SUPREME COURT VACANCY: “Will the next Supreme Court justice restore balance to the most pro-business court since the Gilded Age?” That headline succinctly sums up the hopes and concerns of Sen. Sheldon Whitehouse, D-R.I., in an opinion piece at Medium. Whitehouse concludes:
“The prospect of a new justice opens the opportunity to revisit an array of decisions, Citizens United chief among them, that made the Roberts Court the most ‘pro-business’ court since the Gilded Age, and restore the precedents so many of these 5–4 decisions overturned. Which is why Merrick Garland, an experienced and highly respected judge, faces Republicans’ unprecedented refusal to move on his confirmation. But with as many as four Supreme Court vacancies possible in the next two presidential terms, the Court may soon be shifting in ways that reverberate for a generation. In the struggle against corporate domination of America’s economy and elections, the stakes could not be higher.”

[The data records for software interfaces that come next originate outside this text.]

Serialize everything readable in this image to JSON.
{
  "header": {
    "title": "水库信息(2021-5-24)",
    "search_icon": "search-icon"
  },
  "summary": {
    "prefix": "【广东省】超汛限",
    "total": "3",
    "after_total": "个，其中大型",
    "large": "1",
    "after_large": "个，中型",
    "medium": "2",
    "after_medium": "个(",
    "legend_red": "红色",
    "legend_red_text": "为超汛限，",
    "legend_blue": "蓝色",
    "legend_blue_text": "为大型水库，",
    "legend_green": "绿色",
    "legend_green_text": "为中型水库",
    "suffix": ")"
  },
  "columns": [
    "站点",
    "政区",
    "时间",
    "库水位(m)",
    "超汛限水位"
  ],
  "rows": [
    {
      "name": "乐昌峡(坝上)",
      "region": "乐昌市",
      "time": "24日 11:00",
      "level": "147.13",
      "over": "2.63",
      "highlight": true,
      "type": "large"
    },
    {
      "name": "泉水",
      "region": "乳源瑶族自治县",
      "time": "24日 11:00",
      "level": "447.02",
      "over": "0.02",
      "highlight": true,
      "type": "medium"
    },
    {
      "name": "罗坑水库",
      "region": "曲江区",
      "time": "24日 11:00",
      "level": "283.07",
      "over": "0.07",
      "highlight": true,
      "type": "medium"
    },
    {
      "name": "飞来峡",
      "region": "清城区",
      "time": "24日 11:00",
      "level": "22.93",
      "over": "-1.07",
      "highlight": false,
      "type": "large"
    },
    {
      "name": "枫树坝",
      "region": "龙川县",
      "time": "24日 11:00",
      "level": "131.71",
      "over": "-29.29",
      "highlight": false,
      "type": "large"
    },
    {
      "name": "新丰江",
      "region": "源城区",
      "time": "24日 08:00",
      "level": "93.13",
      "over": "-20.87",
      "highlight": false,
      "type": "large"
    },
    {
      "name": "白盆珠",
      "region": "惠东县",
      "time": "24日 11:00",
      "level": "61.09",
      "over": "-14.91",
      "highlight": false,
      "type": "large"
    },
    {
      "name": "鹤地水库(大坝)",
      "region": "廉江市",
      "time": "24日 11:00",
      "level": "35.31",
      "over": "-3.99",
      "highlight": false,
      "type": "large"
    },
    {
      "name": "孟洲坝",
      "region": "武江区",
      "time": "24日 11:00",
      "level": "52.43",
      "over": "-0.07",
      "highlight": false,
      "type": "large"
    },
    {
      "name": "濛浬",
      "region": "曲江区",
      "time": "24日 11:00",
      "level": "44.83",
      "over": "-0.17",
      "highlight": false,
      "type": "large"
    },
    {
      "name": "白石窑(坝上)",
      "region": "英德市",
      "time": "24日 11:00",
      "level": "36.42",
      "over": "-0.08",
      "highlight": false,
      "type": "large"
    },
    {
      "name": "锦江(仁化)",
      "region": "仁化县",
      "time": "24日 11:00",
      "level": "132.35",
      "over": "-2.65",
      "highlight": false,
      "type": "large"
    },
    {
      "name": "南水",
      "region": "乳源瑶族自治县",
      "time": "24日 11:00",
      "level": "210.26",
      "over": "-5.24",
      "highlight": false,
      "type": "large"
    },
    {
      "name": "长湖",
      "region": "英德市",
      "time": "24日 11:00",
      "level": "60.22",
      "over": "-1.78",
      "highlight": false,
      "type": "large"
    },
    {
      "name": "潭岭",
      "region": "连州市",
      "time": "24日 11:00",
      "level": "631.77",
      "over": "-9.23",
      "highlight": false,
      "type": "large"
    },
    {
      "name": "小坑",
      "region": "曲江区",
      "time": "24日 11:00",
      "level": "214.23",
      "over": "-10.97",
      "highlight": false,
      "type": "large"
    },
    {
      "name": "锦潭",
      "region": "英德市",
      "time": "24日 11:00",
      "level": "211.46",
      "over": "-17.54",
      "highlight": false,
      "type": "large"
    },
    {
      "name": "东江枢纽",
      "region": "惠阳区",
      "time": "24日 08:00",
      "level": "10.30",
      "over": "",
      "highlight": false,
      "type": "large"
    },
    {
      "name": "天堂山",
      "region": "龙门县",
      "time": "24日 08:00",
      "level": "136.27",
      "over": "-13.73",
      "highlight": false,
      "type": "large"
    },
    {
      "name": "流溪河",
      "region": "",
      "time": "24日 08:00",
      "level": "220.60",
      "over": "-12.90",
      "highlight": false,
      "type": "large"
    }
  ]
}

At The Economist, an essay depicts the high court as seeming to be “stuck in standby mode,” and teetering on a divide of ideologies. “It’s a hinge,” said University of Michigan law professor Richard Primus, “on which the direction of constitutional law could turn for decades.” And there are conflicting accounts about whether if elected, Donald Trump might nominate billionaire Peter Thiel to the court, from Huffington Post and Slate.
FORCED ARBITRATION: When The Sacramento Bee editorialized this week about the fallout of a recent scandal involving Wells Fargo & Co., it put the forced arbitration issue front and center. “According to federal regulators,” it said, “bank employees – told they would lose their jobs if they failed to make gargantuan sales quotas – forged signatures and used fake email addresses to sign up bank customers for extra products without informing them. Customers often didn’t find out until a check bounced or an odd fee showed up on a statement. When they tried to sue, mandatory arbitration agreements signed with their original accounts prompted judges to dismiss their cases.” Alliance for Justice, our sister organization, supports eliminating forced arbitration.
POLITICAL MONEY, STATE JUDGES AND SUPREME COURT: Several local prosecutors have asked the U.S. Supreme Court to review a Wisconsin Supreme Court ruling that shut down an investigation of possible violation of campaign finance laws by Gov. Scott Walker’s campaign and conservative groups in 2011 and 2012 recall elections. One of the issues the prosecutors cite is whether two Wisconsin justices should have recused, notes a Madison Capital Times editorial. They had benefitted from spending by two of the groups involved in the investigation. This week, The Guardian brought more attention to the issue with its publication of leaked documents about the “secretive influence of corporate cash on politics” in Wisconsin and the lengths to which “even judges go to solicit money.”